This organic acids test also looks at things like oxalates. If oxalates levels are high, it just means that you’re retaining or absorbing too many oxalates into your body, and that can create symptoms of all kinds, two big categories, pain and gut. There are other symptoms that can occur with oxalates, but those are general broad categories that can create symptoms related to the gut. Then the organic acids test also gives us non gut related markers like mitochondrial markers for example, and it does give us about a dozen or so nutrient metabolite markers as well. Those are three huge ways to test, to actually do physical testing to find out what’s going on inside the gut.
Lastly, which I saved until the end, after we’ve done a good 30 day food elimination with reintroductions and have done other gut testing, that’s when I may do an actual blood test for food sensitivities. I wait until then, because until you’ve really figured out your food sensitivities and healed the gut, if you do a food sensitivity test up front before you’ve healed the gut, you’re going to have a test that comes back with all kinds of positives on it that really aren’t reflective of what you’re truly sensitive to. It’s just that because you have either a gut infection, an imbalance, something going on creating intestinal permeability or a leaky gut, all the foods you’re eating or the most common foods you’re eating leak through into your immune system, and then your body creates these immunoglobulins to them that show up on your test.
Until we’ve really healed the gut, a lot of the food sensitivity tests, I don’t find them very useful because you’ll come up with this huge lists of foods that you can’t eat. Then until you heal the gut, if you start eating other foods and do a food sensitivity test again, you’re just going to have a test that shows up with those foods that you’re now eating. The goal is to really get to the root, find the root cause, and treat that, and heal the gut so that you’re not quite so sensitive to many foods.
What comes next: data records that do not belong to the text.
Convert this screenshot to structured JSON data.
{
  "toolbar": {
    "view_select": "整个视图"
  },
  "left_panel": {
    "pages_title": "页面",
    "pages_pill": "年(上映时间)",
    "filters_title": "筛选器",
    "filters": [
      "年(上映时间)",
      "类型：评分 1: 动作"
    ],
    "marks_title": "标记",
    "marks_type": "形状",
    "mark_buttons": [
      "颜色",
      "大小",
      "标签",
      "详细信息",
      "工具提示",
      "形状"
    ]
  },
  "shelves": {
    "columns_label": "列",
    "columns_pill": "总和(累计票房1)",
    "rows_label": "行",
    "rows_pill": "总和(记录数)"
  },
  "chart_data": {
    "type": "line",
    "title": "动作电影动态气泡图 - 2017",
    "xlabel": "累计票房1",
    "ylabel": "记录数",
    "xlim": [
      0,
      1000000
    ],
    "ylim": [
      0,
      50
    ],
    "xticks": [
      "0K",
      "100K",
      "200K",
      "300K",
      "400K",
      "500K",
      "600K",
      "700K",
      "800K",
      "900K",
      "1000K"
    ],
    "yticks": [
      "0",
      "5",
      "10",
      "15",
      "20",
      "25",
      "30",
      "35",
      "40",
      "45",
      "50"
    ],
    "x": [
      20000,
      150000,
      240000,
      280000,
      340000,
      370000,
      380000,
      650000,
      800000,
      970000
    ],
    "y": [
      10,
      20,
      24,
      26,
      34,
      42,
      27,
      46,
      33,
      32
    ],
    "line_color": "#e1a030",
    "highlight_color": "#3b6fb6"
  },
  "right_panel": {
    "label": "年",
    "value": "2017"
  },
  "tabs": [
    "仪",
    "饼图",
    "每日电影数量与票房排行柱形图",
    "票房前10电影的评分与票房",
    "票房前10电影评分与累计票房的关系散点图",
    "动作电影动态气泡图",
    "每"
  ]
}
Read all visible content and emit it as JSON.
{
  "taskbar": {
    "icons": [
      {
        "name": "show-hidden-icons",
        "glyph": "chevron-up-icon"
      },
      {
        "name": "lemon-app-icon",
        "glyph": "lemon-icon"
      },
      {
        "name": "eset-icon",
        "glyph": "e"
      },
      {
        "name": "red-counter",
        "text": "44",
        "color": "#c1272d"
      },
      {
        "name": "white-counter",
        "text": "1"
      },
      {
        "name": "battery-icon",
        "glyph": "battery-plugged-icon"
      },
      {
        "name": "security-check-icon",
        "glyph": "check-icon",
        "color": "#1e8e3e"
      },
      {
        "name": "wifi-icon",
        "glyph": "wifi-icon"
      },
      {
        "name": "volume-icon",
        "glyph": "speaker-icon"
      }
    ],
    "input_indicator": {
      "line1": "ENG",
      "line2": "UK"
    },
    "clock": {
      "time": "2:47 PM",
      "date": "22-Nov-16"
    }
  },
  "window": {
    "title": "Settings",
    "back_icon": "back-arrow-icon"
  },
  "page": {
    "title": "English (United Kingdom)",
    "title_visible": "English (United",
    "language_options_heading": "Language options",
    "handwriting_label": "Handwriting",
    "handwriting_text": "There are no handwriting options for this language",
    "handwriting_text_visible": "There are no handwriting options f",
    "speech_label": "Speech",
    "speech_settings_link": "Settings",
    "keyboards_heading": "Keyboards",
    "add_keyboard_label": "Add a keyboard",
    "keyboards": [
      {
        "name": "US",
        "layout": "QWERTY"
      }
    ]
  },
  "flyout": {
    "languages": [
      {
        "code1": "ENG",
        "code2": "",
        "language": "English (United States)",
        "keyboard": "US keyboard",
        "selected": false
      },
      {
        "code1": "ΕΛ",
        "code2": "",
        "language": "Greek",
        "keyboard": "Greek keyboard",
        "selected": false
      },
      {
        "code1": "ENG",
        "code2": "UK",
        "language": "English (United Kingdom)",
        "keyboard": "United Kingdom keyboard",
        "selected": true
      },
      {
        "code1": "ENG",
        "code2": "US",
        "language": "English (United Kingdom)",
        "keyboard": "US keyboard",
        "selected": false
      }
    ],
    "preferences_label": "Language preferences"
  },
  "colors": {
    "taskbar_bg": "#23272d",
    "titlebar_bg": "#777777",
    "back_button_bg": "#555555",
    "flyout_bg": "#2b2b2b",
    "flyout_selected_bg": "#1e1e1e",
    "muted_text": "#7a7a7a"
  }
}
If you’ve gone through that process and are still having symptoms, then of course a food sensitivity test may be warranted at that time, because it’s possible you happen to have a sensitivity to a healthy food, something that would never be on an elimination food plan, like broccoli for example or salmon, something like that that no one would ever tell you to eliminate on purpose as part of an elimination food plan that you happen to be sensitive to.
This is Doctor Emily Parke with your Functional Health Minute for today.